--- Aim of the task ---
Filter the material, keeping only lines with the word "icon".

--- Input ---
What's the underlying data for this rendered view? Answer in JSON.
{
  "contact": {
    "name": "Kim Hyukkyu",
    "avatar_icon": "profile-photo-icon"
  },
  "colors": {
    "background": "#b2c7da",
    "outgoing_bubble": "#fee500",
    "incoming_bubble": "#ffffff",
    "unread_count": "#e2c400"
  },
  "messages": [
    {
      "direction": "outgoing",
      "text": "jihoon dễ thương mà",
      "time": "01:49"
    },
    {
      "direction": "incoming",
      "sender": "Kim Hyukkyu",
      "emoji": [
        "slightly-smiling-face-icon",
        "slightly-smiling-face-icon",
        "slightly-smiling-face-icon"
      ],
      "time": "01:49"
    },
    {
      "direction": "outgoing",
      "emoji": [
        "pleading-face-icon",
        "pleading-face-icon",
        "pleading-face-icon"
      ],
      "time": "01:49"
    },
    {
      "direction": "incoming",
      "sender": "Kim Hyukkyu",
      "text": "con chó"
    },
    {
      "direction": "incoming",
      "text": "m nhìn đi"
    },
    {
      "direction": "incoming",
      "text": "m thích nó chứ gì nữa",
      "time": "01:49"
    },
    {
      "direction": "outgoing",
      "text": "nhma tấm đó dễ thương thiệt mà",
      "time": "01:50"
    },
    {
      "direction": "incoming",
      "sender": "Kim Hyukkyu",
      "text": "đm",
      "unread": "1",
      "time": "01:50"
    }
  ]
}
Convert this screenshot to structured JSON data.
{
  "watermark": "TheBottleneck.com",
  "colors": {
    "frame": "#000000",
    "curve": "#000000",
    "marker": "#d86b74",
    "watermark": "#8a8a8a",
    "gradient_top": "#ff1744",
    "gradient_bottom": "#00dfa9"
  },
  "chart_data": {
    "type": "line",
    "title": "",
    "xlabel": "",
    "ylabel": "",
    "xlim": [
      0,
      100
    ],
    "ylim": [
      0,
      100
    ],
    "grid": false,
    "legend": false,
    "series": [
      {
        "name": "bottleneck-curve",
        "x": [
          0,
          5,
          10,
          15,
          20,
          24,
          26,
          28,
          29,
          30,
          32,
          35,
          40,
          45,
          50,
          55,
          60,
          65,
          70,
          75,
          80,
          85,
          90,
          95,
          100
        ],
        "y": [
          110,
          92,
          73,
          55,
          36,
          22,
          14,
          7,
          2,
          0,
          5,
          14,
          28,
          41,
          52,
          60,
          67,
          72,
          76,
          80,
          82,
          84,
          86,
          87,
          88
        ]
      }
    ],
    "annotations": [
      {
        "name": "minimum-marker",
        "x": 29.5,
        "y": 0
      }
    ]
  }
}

--- Solution for this exercise ---
    "avatar_icon": "profile-photo-icon"
        "slightly-smiling-face-icon",
        "slightly-smiling-face-icon",
        "slightly-smiling-face-icon"
        "pleading-face-icon",
        "pleading-face-icon",
        "pleading-face-icon"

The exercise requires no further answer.